### [BRIEF]
Go through the records and copy each line where the string "trending" occurs.
---------- INPUT DATA ----------
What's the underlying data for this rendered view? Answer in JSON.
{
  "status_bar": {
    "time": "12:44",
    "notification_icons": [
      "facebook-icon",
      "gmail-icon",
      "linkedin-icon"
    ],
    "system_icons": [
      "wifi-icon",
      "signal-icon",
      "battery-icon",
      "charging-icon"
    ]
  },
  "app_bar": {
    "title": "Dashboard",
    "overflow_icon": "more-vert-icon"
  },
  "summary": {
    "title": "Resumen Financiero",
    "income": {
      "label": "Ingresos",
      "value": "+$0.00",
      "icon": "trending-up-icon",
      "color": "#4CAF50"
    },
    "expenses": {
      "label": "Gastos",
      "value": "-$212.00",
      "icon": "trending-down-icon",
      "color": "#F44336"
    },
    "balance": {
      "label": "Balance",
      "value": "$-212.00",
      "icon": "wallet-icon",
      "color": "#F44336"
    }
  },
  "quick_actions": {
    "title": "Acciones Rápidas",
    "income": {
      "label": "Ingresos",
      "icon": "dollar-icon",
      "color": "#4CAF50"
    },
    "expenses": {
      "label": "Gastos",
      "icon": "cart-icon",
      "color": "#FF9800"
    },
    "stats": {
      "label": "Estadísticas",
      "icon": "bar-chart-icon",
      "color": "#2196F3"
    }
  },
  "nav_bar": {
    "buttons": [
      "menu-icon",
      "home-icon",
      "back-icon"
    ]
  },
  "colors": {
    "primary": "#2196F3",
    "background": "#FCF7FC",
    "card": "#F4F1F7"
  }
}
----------
### [RESPONSE TO THE EXERCISE]
      "icon": "trending-up-icon",
      "icon": "trending-down-icon",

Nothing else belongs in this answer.